"It's extremely difficult to police the small-cap market," said Jacob Frenkel, a former SEC attorney who is now a partner at Shulman Rogers Gandal Pordy & Ecker. "It would take assigning all of the SEC Enforcement division's resources for two years to make a meaningful dent. If you had 800 attorneys suddenly looking at the sector, things would change."
At the heart of the controversy over RTOs is the notion that Chinese companies are "cooking the books" to hold down taxes in China while simultaneously appealing to growth-oriented investors in the U.S. David Gentry, CEO of stock research firm RedChip Companies, says it is not unusual for Chinese companies to have two to three sets of books. "They have one for the banks, one for the [State Administration For Industry & Commerce] and, if they're public, one for the SEC," says Gentry, whose firm handles investor relations for Chinese reverse merger companies.
Requests for comment from China's State Administration for Industry & Commerce brought no response. A spokesman for the Chinese embassy in Washington said there is no systemic misreporting of business results in China.
"It's not true," said Wang Baodong, on behalf of the embassy. "Like any other country in the world, there may be some loopholes. But the Chinese government has been working hard to improve the tax system by focusing on building a mature market economy."
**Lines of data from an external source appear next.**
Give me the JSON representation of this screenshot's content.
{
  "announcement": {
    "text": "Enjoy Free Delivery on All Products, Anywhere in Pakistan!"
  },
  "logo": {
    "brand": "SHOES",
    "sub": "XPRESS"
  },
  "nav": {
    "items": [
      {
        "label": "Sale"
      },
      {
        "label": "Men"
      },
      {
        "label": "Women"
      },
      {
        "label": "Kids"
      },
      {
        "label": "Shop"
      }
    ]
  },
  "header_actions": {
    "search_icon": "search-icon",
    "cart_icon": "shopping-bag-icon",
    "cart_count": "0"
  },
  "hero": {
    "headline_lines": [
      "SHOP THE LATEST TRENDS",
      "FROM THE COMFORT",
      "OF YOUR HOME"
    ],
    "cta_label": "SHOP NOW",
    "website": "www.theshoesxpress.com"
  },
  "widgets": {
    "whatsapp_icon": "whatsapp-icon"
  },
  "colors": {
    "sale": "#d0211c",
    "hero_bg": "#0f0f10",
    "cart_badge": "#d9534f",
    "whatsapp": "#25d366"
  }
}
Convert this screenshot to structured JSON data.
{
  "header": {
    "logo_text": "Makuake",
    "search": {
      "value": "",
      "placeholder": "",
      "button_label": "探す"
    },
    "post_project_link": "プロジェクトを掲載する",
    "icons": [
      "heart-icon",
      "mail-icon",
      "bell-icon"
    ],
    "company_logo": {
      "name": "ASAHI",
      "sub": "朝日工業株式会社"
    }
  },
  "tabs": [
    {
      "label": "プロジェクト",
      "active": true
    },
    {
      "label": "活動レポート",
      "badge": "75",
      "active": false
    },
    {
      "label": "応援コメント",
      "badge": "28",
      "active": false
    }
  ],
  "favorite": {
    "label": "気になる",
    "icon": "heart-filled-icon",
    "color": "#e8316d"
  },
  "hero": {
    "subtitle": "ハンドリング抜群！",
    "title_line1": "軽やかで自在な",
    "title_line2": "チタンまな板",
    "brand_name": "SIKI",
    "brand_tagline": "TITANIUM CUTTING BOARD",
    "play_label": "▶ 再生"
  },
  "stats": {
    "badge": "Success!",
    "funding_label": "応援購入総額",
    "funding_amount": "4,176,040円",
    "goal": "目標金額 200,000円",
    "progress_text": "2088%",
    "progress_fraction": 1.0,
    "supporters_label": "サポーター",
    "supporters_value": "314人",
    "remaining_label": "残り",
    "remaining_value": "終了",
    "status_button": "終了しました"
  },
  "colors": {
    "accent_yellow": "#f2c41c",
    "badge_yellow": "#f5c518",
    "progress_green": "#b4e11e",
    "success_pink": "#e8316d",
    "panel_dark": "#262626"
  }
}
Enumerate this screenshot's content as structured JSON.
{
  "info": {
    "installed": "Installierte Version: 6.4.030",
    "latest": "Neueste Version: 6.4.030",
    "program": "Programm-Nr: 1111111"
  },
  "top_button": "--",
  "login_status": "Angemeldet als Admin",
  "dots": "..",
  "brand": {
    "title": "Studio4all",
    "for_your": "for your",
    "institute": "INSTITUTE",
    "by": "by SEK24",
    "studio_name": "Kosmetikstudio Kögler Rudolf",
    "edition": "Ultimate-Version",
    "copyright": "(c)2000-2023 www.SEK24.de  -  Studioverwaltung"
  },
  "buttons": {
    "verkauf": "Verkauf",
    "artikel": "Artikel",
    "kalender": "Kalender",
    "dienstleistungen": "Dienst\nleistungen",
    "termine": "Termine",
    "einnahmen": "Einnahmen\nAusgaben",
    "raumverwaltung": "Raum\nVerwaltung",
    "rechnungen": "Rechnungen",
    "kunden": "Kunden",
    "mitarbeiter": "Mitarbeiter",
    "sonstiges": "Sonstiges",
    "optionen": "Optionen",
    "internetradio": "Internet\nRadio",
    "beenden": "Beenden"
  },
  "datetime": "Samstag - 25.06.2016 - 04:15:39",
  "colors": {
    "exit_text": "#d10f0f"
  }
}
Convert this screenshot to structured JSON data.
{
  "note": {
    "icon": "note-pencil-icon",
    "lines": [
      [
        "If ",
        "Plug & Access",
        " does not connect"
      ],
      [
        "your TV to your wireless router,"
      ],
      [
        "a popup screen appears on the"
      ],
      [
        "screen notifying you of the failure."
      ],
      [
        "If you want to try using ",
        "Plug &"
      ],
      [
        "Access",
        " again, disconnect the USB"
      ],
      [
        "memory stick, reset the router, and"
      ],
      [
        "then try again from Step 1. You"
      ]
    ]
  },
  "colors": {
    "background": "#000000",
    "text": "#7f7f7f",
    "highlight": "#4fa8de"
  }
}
Baodong said that the People's Republic is encouraging Chinese enterprises to strictly abide by the local laws and regulations in countries where they do business, "to combine the pursuit of benefit with social responsibilities."
The SEC and its counterpart in China, the China Securities Regulatory Commission, signed a
memorandum of understanding
in April 1994 and
then enhanced it
in May 2006. The agreement calls for improved cooperation between the agencies, particularly in the area of enforcement, but has so far produced little in the way of concerted action.
Drew Bernstein, chairman of Orient Paper's audit committee and a partner with accounting firm Bernstein & Pinchuk, says the sheer complexity of compliance with two different regulatory systems in two very different languages represents a major challenge, both for small companies based in China and for regulators in the two countries.